Mozilla riddled with security holes
Playing catch up
Details of six flaws in Mozilla, the open source browser were posted on BugTraq at the weekend.
Versions of Mozilla previous to version 1.0.1 contain multiple security vulnerabilities, so users need to update their browser software. The flaws could be used by an attacker to read data off of the local hard drive, gain information which should normally be kept private, and in some cases to execute arbitrary code, an advisory by Red Hat explains.
That advisory was published on October 18, and dealt with problems that first came to light in September. Last Friday (November 1) BugTraq posted a half dozen updated advisories which spell out the various risks and gives links to proof on concept demonstrations relating to the six.
Firstly, and most seriously, we touch on a well reported weakness in Mozilla which meand that surfers may not get sufficient warning when being redirected from secure sites to other secure sites via non-secure sites. The consequences of this HTTP/HTTPS Redirection Weakness for ecommerce are serious and at very least may give users a false sense of security when browsing the Internet.
Next up there's a flaw with XMLSerializer, which comes with the XMLExtras package included with Mozilla (available on Unix, Linux, and Microsoft Windows platforms).
However the XMLSerializer object does not possess a check for the Same Origin Policy. "This may allow the object to be invoked to gain access to properties of another domain in a frame or iframe", an advisory cautions.
And there's more.
Due to improper implementation of the onkeypress function for the space bar, it is possible to use a keypress for multiple confirmations. The worry is this makes it easier for malicious software to slip under a user's radar and get installed. There's more information here.

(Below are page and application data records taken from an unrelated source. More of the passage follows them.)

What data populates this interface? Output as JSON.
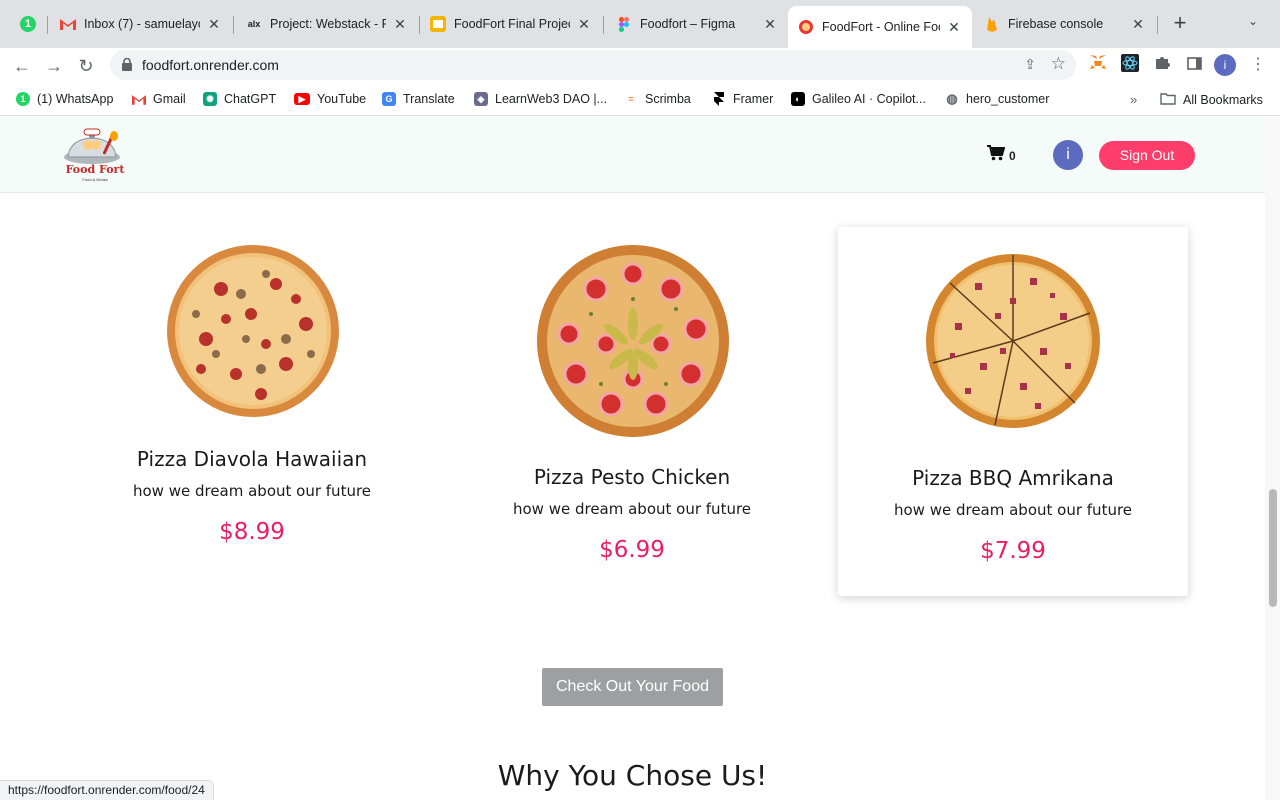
{
  "browser": {
    "tabs": [
      {
        "title": "",
        "icon": "whatsapp-icon",
        "badge": "1"
      },
      {
        "title": "Inbox (7) - samuelayo",
        "icon": "gmail-icon"
      },
      {
        "title": "Project: Webstack - P",
        "icon": "alx-icon"
      },
      {
        "title": "FoodFort Final Projec",
        "icon": "slides-icon"
      },
      {
        "title": "Foodfort – Figma",
        "icon": "figma-icon"
      },
      {
        "title": "FoodFort - Online Foo",
        "icon": "foodfort-icon",
        "active": true
      },
      {
        "title": "Firebase console",
        "icon": "firebase-icon"
      }
    ],
    "url": "foodfort.onrender.com",
    "profile_initial": "i",
    "bookmarks": [
      {
        "label": "(1) WhatsApp",
        "icon": "whatsapp-icon"
      },
      {
        "label": "Gmail",
        "icon": "gmail-icon"
      },
      {
        "label": "ChatGPT",
        "icon": "chatgpt-icon"
      },
      {
        "label": "YouTube",
        "icon": "youtube-icon"
      },
      {
        "label": "Translate",
        "icon": "translate-icon"
      },
      {
        "label": "LearnWeb3 DAO |...",
        "icon": "learnweb3-icon"
      },
      {
        "label": "Scrimba",
        "icon": "scrimba-icon"
      },
      {
        "label": "Framer",
        "icon": "framer-icon"
      },
      {
        "label": "Galileo AI · Copilot...",
        "icon": "galileo-icon"
      },
      {
        "label": "hero_customer",
        "icon": "globe-icon"
      }
    ],
    "all_bookmarks": "All Bookmarks",
    "status_url": "https://foodfort.onrender.com/food/24"
  },
  "site": {
    "logo_text": "Food Fort",
    "logo_sub": "Food & Drinks",
    "cart_count": "0",
    "avatar_initial": "i",
    "signout_label": "Sign Out",
    "checkout_label": "Check Out Your Food",
    "section_title": "Why You Chose Us!",
    "products": [
      {
        "name": "Pizza Diavola Hawaiian",
        "desc": "how we dream about our future",
        "price": "$8.99"
      },
      {
        "name": "Pizza Pesto Chicken",
        "desc": "how we dream about our future",
        "price": "$6.99"
      },
      {
        "name": "Pizza BBQ Amrikana",
        "desc": "how we dream about our future",
        "price": "$7.99"
      }
    ]
  },
  "colors": {
    "accent": "#ff3d6a",
    "price": "#e91e63",
    "header_bg": "#f5fbf8",
    "checkout_bg": "#9e9fa2"
  }
}
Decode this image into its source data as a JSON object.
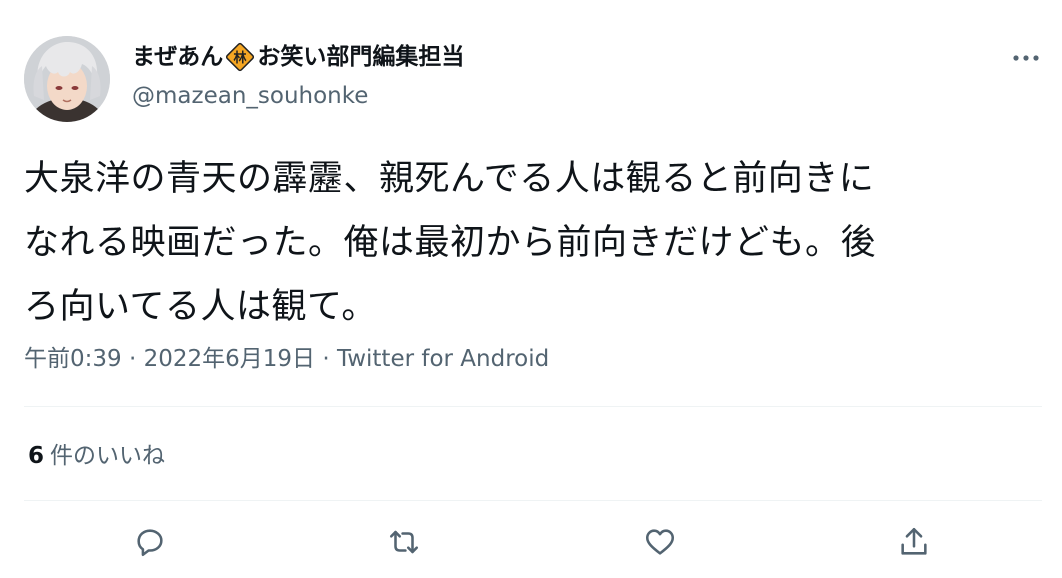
{
  "author": {
    "display_name_prefix": "まぜあん",
    "badge_text": "林",
    "display_name_suffix": "お笑い部門編集担当",
    "handle": "@mazean_souhonke"
  },
  "tweet": {
    "text_lines": [
      "大泉洋の青天の霹靂、親死んでる人は観ると前向きに",
      "なれる映画だった。俺は最初から前向きだけども。後",
      "ろ向いてる人は観て。"
    ],
    "time": "午前0:39",
    "separator": "·",
    "date": "2022年6月19日",
    "source": "Twitter for Android"
  },
  "engagement": {
    "likes_count": "6",
    "likes_label": "件のいいね"
  },
  "actions": {
    "icons": [
      "reply-icon",
      "retweet-icon",
      "like-icon",
      "share-icon"
    ]
  },
  "colors": {
    "text_primary": "#0f1419",
    "text_secondary": "#536471",
    "divider": "#eff3f4",
    "badge_fill": "#f5a623"
  }
}
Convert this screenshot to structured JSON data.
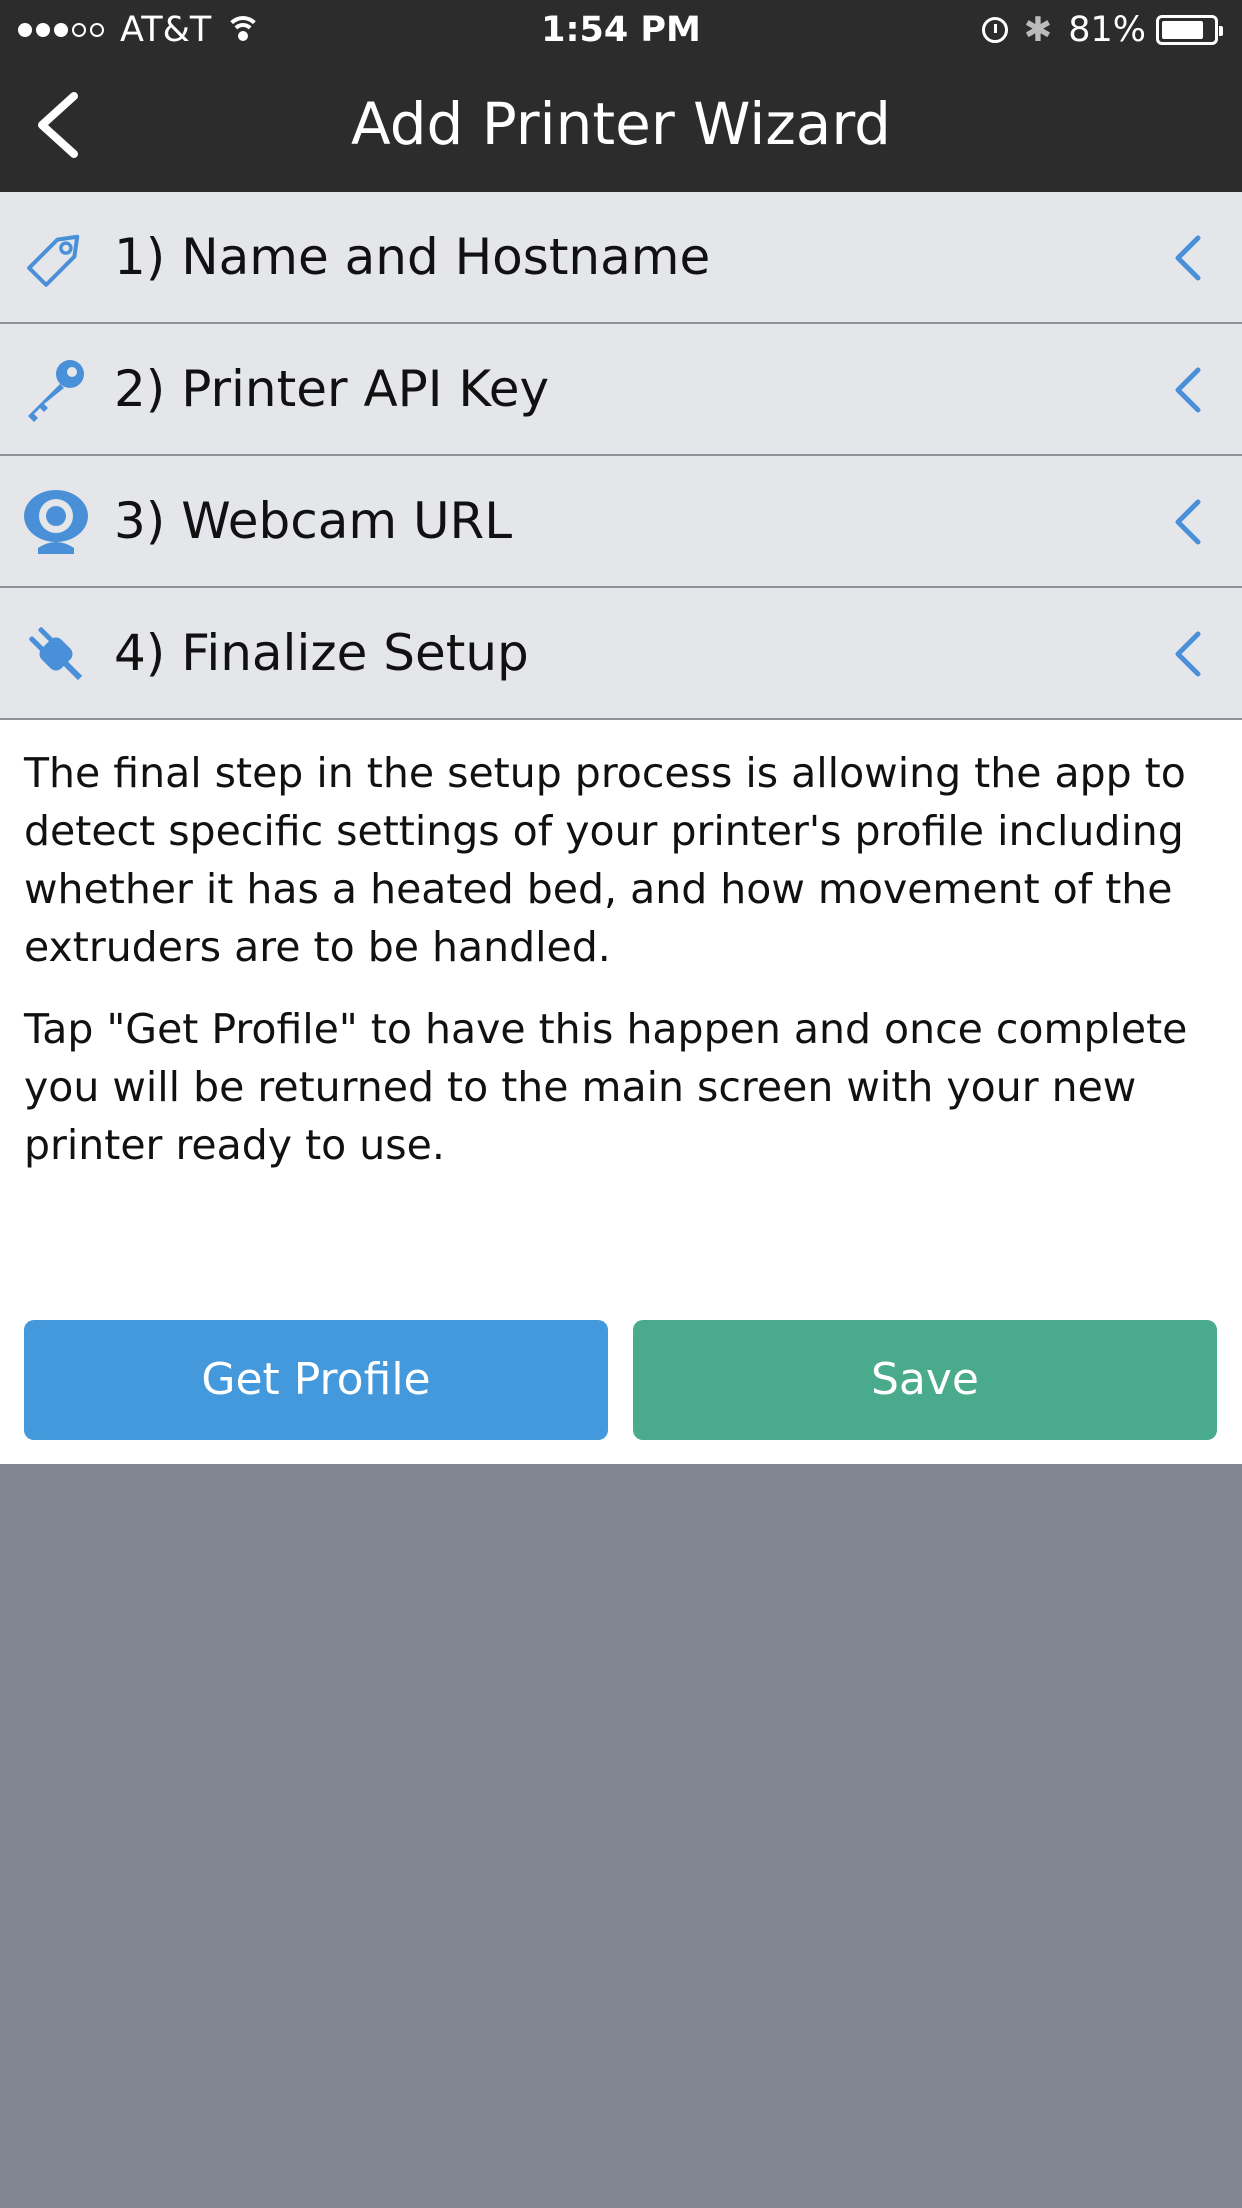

We now draw your attention to a potential memory corruption bug with Mozilla. This issue occurs when "document.open()" is called when a form is submitted. Under certain circumstances processing this data will result in memory corruption, resulting in a denial of service.
Moving on, we have a warning that many alternative Web browsers are prone to memory corruption when handling GIF image files with a width field set to zero. Browsers reported to be affected are Netscape, Mozilla and Opera on Linux platforms. Other browsers and platforms may also be affected.
It may be possible to exploit this issue to cause a denial of service or potentially execute arbitrary code.
As multiple browsers are affected, the suspicion is that this vulnerability may be due to a common flaw in a library used to render GIF images (such as libungif), but this is yet to be confirmed.